In the afternoon, at one of the country’s many volcanic hot springs, we bond with a family from Sacramento over a cocktail at the swim-up bar. It can feel like a crazy trip to undertake with a young family, yet many of the visitors here have taken an escorted tour with Trafalgar before; one couple is here on their honeymoon.
The adventure has been exhausting and exhilarating, and we still have more to do: explore the nature reserves of Sarapiquí, and a wildlife centre for amphibians and reptiles; zip-lining; coconut and palm-tasting with a local Tico family; a visit to the Manuel Antonio National Park and the Pacific Coast — and, more importantly, conversations to be had and friendships to be made. All in just eight days.
And the good weather has travelled with us. From east coast to west, it’s noticeably getting drier. Throughout this trip, German and Cesar have been extolling the virtues of ‘pura vida’, meaning pure life. For me and mine, in the thermal springs, drink in hand, children laughing-playing-laughing, it certainly feels like we’re learning how to live it, too. Rain? Water? Snow? Whatever. Happy? Yes.
Maria and Chad, Rae (9), Luca (7). Best for adventurous families.
The turtles, the zip-lining, the howler monkeys, the sloths and the people.
Nothing dries. Ever.
Need to know
Add a day before and after to chill by the pool as there are a lot of early starts and packed days. Bring lots of layers and thin, easy-dry clothing. Closed-toe footwear is a must. Anti-Zika insect spray is also crucial, the guides remind you daily. Plastic ponchos are supplied.
How to do it
Trafalgar’s eight-day Monkeys, Jungles & Volcanoes trip starts, from £1,475 per person (based on a 12 February 2017 departure). Includes seven nights in four- and five-star hotels; daily breakfast, three lunches and five dinners; airport transfers; sightseeing and travel director.
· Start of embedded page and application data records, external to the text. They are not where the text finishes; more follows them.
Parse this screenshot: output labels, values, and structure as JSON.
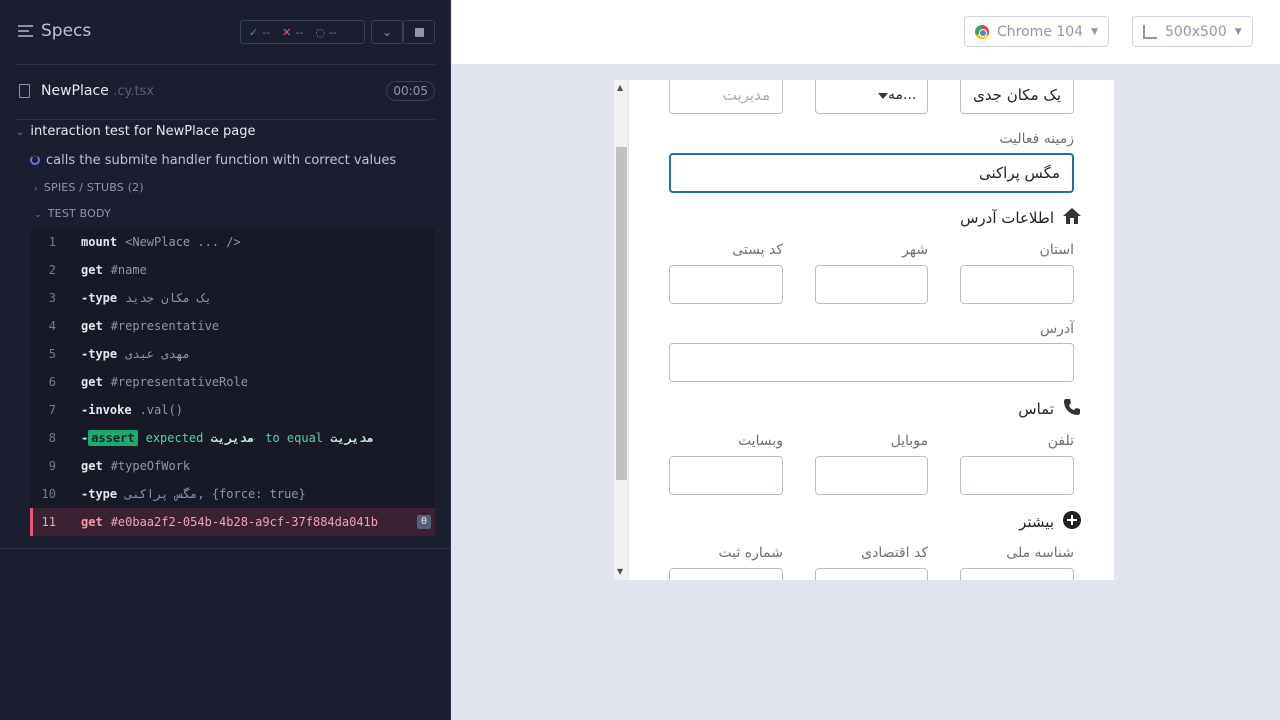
{
  "reporter": {
    "title": "Specs",
    "stats": {
      "passed": "--",
      "failed": "--",
      "pending": "--"
    },
    "spec_file": {
      "name": "NewPlace",
      "ext": ".cy.tsx",
      "duration": "00:05"
    },
    "suite_title": "interaction test for NewPlace page",
    "test_title": "calls the submite handler function with correct values",
    "spies_label": "SPIES / STUBS (2)",
    "body_label": "TEST BODY",
    "commands": [
      {
        "num": "1",
        "name": "mount",
        "msg": "<NewPlace ... />"
      },
      {
        "num": "2",
        "name": "get",
        "msg": "#name"
      },
      {
        "num": "3",
        "name": "-type",
        "msg": "یک مکان جدید"
      },
      {
        "num": "4",
        "name": "get",
        "msg": "#representative"
      },
      {
        "num": "5",
        "name": "-type",
        "msg": "مهدی عبدی"
      },
      {
        "num": "6",
        "name": "get",
        "msg": "#representativeRole"
      },
      {
        "num": "7",
        "name": "-invoke",
        "msg": ".val()"
      },
      {
        "num": "8",
        "prefix": "-",
        "badge": "assert",
        "t1": "expected",
        "v1": "مدیریت",
        "t2": "to equal",
        "v2": "مدیریت"
      },
      {
        "num": "9",
        "name": "get",
        "msg": "#typeOfWork"
      },
      {
        "num": "10",
        "name": "-type",
        "msg": "مگس پراکنی, {force: true}"
      },
      {
        "num": "11",
        "name": "get",
        "msg": "#e0baa2f2-054b-4b28-a9cf-37f884da041b",
        "count": "0"
      }
    ]
  },
  "topbar": {
    "browser": "Chrome 104",
    "viewport": "500x500"
  },
  "form": {
    "name_value": "یک مکان جدی",
    "role_selected": "مه...",
    "role_placeholder": "مدیریت",
    "type_of_work_label": "زمینه فعالیت",
    "type_of_work_value": "مگس پراکنی",
    "address_section": "اطلاعات آدرس",
    "province_label": "استان",
    "city_label": "شهر",
    "postal_label": "کد پستی",
    "address_label": "آدرس",
    "contact_section": "تماس",
    "phone_label": "تلفن",
    "mobile_label": "موبایل",
    "website_label": "وبسایت",
    "more_section": "بیشتر",
    "national_id_label": "شناسه ملی",
    "economic_code_label": "کد اقتصادی",
    "registration_label": "شماره ثبت"
  }
}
Children (aged 5-17) receive a young traveller discount of £173.
British Airways flies direct from London; Air France via Paris; and Lufthansa from Zurich to San Jose, starting in April 2017. We travelled with United Airlines via Houston.